Do customers have a right to know if their food servers get paid sick time?

No one wants a side of Norovirus with their steak and fries.

That's Colorado State Senator Jessie Ulibarri's (D-Westminster) opinion as he tries to pass a bill that would require restaurant owners to post a notice on their door if their employees aren't granted at least five paid sick days per year.

“If employees are not offered paid time off when they’re sick, then we, as the public, should know. If we know there’s dairy in our food or gluten in our food, we should know if there’s influenza in our food.”
— State Senator Jessie Ulibarri

Interesting concept for sure.

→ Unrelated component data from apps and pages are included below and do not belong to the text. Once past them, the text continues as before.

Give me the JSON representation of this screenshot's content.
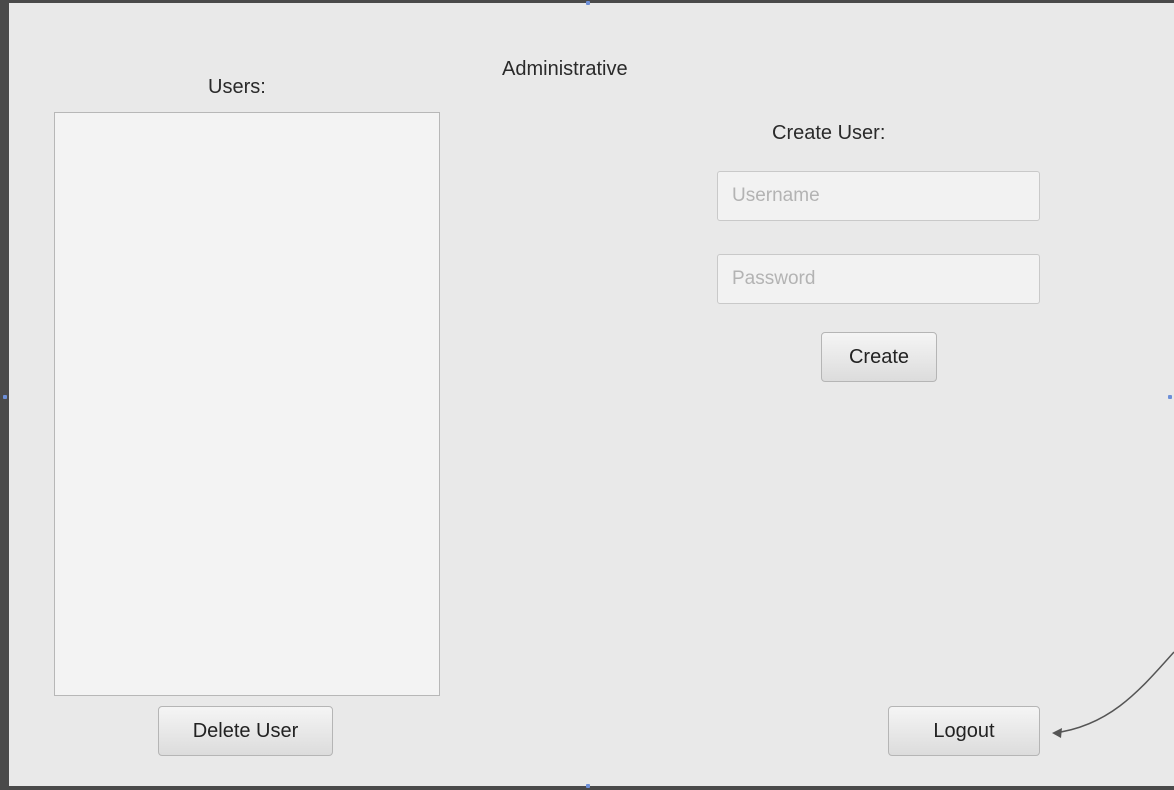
{
  "window": {
    "title": "Administrative"
  },
  "users_panel": {
    "label": "Users:",
    "items": [],
    "delete_label": "Delete User"
  },
  "create_panel": {
    "label": "Create User:",
    "username_placeholder": "Username",
    "password_placeholder": "Password",
    "create_label": "Create"
  },
  "logout_label": "Logout",
  "colors": {
    "background": "#e9e9e9",
    "list_background": "#f3f3f3",
    "border": "#4a4a4a",
    "annotation_arrow": "#555555"
  }
}
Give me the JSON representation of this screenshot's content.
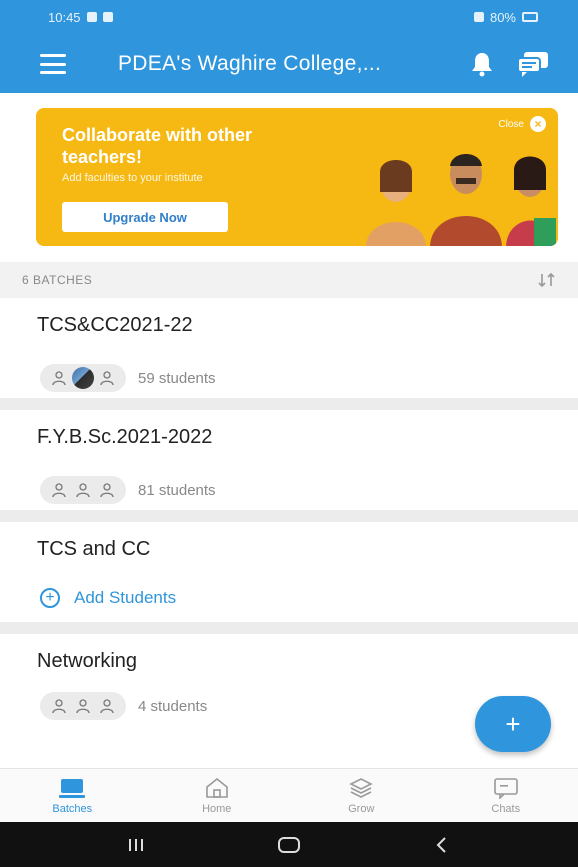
{
  "status": {
    "time": "10:45",
    "battery": "80%"
  },
  "app": {
    "title": "PDEA's Waghire College,..."
  },
  "banner": {
    "title": "Collaborate with other teachers!",
    "subtitle": "Add faculties to your institute",
    "button_label": "Upgrade Now",
    "close_label": "Close"
  },
  "batches": {
    "header": "6 BATCHES",
    "items": [
      {
        "name": "TCS&CC2021-22",
        "count": "59 students",
        "has_photo": true
      },
      {
        "name": "F.Y.B.Sc.2021-2022",
        "count": "81 students",
        "has_photo": false
      },
      {
        "name": "TCS and CC",
        "action": "Add Students"
      },
      {
        "name": "Networking",
        "count": "4 students",
        "has_photo": false
      }
    ]
  },
  "fab": {
    "label": "+"
  },
  "bottom_nav": [
    {
      "label": "Batches",
      "icon": "batches-icon",
      "active": true
    },
    {
      "label": "Home",
      "icon": "home-icon",
      "active": false
    },
    {
      "label": "Grow",
      "icon": "grow-icon",
      "active": false
    },
    {
      "label": "Chats",
      "icon": "chats-icon",
      "active": false
    }
  ],
  "colors": {
    "primary": "#2f95dc",
    "banner": "#f6b812"
  }
}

We live in a society that's obsessed with knowing what's in everything we eat and where it comes from (understandably so!), but we don't seem to give much thought to the folks touching and prepping our meals and utensils.

Senator Ulibarri says the bill has nothing to do with the E. Coli outbreak that hit several Chipolte franchises in 2015. He said a few workers in his district alerted him that they've had to decide between working sick (see: get paid) or staying home. Taking the day off would keep from spreading their illness to co-workers and patrons, but they'd also lose vital income. For a lot of restaurant workers, that's a huge financial and ethical conundrum.

Flowchart: Should your employee stay at home?

There's no question that restaurant patrons don't want sick employees handling their food, but unless the server is sneezing, coughing nonstop, or looks like a possessed Regan MacNeil then it can be difficult to tell.

This law brings up two issues that bar/restaurant owners and operators need to consider:

1) Would a We don't give our employees sick time sign (a "Scarlet letter" as the Denver Channel calls it), detract possible patrons from eating at your venue?

2) Should food establishments be required to give their employees paid sick time?

What do you think? Good law? Bad? Do your servers already get paid sick time off? Let us know in the comment section below.

Original header image photographed by William Murphy, Photoshopped by TheRail.Media.